What is Hospice?

Hospice care services are provided by a team of health care professionals who maximize comfort for a person who is terminally ill by reducing pain and addressing physical, psychological, social and spiritual needs. To help families, hospice care also provides counseling, respite care and practical support.

Hospice Eligibility

In order to be eligible to elect hospice care under Medicare, an individual must be entitled to Part A of Medicare and certified as being terminally ill by a physician and having a prognosis of 6 months or less if the disease runs its normal course.

42 CFR 418.20  418.20 Eligibility requirements.

  • Hospice Pre-Election Evaluation and Counseling Services (CR 3585) – Medicare allows for a one time visit by a physician who is either the medical director of or employee of a hospice agency to:
  • Evaluate the individual’s needs for pain and symptom management
  • Counsel the individual regarding hospice and other care options
  • Advise the individual regarding advanced care planning

In order to be eligible to receive this service, a beneficiary must:

  • Be determined to have a terminal illness (which is defined as having a prognosis of 6 months or less if the disease or illness runs its normal course;
  • Not have made a hospice election, and
  • Not previously received the pre-election hospice services

Eligibility and the Local Coverage Determinations (LCDs)

The LCDs for the hospice’s geographic areas are used as guidelines to help a physician determine hospice eligibility.  The LCD’s are not regulations and should not be used exclusively to determine or provide evidence of hospice eligibility.  Certification or recertification is based upon a physician’s clinical judgment, and is not an exact science.  Congress made this clear in section 322 of the Benefits Improvement and Protection Act of 2000 (BIPA), which says that the hospice certification of terminal illness “shall be based on the physician’s or medical director’s clinical judgment regarding the normal course of the individual’s illness.”

General Guidelines

  • Multiple Falls
  • Uncontrolled or Increased Pain
  • Frequent Emergency Room Visits
  • Recent / Frequent Hospital Visits
  • Progressive Weight Loss
  • Deteriorating Mental Abilities
  • Recurrent Infections
  • Decline in Activities of Daily Living (ADL’s)
  • Overall Decline In Condition

Who Pays for Hospice

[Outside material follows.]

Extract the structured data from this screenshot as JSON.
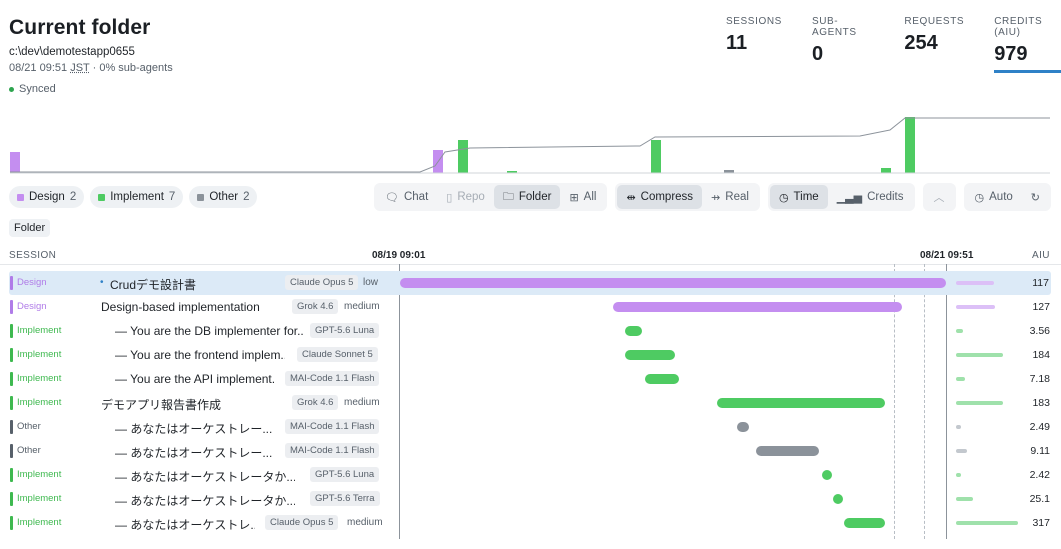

Medicare and Medicaid both have a hospice benefit that will pay for most, if not all, hospice services related to the terminal diagnosis. The patient will continue to be covered by MedicareMedicaid or their private insurance for treatment of any unrelated diagnosis or medical problems.

rootWhat is Hospice